── THE INPUT

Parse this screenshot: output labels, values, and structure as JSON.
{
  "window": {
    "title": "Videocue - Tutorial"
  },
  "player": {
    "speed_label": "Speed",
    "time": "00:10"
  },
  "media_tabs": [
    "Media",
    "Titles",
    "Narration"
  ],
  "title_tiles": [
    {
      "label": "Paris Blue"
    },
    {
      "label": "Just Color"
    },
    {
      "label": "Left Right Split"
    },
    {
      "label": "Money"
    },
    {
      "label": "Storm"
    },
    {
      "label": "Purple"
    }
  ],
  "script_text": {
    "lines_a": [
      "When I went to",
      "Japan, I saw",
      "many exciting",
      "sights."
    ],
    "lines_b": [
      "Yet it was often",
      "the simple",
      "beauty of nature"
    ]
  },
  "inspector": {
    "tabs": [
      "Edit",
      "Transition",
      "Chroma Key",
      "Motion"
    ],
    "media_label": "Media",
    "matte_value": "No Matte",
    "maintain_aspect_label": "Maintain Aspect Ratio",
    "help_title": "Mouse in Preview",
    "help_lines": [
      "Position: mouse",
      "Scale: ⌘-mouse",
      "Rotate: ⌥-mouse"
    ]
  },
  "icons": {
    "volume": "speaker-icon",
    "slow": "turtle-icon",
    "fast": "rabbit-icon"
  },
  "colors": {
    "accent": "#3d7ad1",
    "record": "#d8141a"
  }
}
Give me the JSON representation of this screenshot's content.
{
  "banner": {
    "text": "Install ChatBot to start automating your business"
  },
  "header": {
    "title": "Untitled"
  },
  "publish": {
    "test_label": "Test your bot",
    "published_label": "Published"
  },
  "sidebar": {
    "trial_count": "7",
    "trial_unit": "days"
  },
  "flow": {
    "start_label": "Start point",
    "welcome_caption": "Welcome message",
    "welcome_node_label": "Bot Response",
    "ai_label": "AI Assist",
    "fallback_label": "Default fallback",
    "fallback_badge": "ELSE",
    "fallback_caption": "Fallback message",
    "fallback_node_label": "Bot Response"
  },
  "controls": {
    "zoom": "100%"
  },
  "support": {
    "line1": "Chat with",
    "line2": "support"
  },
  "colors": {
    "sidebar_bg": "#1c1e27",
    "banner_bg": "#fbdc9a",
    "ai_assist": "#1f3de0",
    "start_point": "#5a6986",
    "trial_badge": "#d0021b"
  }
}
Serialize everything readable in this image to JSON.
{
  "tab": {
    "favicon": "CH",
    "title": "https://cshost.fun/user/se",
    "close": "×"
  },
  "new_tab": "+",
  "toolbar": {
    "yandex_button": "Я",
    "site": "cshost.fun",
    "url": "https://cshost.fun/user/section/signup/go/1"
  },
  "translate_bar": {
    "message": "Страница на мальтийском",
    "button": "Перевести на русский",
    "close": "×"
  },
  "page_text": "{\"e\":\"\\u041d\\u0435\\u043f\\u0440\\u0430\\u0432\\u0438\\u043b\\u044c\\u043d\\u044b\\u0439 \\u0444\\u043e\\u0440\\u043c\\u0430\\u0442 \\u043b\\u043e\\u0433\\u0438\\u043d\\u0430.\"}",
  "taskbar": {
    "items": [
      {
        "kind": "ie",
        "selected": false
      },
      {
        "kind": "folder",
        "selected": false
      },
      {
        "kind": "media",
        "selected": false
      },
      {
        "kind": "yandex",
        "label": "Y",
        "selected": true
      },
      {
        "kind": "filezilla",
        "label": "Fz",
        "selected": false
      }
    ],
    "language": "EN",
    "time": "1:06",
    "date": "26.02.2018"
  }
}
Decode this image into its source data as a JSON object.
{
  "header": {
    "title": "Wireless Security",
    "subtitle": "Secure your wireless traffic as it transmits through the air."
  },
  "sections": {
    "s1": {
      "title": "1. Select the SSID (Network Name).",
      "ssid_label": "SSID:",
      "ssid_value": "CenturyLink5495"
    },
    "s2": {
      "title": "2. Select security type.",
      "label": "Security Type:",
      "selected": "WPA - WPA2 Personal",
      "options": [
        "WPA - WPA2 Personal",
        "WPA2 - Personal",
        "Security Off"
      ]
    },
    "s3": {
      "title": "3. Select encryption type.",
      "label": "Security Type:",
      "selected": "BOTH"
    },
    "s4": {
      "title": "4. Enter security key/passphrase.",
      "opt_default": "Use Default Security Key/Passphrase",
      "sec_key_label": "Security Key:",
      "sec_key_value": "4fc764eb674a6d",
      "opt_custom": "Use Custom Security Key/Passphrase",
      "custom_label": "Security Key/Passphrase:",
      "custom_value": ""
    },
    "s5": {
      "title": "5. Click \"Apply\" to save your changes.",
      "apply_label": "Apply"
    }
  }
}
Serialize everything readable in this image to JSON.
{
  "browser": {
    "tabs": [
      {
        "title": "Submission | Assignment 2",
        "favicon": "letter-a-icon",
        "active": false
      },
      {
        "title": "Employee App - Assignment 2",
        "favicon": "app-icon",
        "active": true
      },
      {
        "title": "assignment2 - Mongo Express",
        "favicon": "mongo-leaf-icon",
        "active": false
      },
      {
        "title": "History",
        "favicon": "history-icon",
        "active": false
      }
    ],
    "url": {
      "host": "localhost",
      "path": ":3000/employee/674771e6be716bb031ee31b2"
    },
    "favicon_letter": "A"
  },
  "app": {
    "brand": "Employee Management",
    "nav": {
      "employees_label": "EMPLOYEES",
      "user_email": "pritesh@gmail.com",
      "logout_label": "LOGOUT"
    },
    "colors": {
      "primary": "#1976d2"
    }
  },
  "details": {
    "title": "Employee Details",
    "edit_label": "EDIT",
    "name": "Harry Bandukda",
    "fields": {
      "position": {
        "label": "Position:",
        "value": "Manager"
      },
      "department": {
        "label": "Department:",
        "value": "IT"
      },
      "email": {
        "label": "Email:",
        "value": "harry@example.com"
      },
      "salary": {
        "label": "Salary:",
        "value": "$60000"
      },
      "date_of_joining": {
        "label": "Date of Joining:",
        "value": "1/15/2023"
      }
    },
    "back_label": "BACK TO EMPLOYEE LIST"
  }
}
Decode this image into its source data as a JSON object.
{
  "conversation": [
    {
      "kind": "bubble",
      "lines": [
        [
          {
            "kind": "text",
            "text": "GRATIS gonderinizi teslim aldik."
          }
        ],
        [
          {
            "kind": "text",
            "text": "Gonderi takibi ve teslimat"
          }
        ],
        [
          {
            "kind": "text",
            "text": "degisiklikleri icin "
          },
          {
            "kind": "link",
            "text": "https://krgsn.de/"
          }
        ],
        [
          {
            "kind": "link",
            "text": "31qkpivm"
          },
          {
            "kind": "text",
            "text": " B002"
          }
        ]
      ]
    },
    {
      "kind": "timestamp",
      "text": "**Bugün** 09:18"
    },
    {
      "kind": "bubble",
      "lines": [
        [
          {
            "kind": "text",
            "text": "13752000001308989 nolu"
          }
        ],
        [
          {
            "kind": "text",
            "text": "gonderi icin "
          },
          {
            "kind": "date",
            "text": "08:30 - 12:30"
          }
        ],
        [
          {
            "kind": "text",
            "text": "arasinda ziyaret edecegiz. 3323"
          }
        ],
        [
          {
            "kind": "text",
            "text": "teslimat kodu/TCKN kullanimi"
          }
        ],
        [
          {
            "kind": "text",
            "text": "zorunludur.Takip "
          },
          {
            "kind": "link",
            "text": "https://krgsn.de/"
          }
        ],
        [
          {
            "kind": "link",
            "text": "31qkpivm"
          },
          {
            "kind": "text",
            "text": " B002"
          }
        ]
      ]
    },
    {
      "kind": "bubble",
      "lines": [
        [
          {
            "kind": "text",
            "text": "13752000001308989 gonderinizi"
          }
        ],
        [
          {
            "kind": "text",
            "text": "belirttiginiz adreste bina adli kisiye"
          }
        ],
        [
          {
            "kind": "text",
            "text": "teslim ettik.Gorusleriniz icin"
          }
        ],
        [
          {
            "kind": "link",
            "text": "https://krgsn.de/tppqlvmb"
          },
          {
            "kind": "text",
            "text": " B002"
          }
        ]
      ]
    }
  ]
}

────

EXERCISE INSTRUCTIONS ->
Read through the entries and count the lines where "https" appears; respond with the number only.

RESPONSE AREA ->
5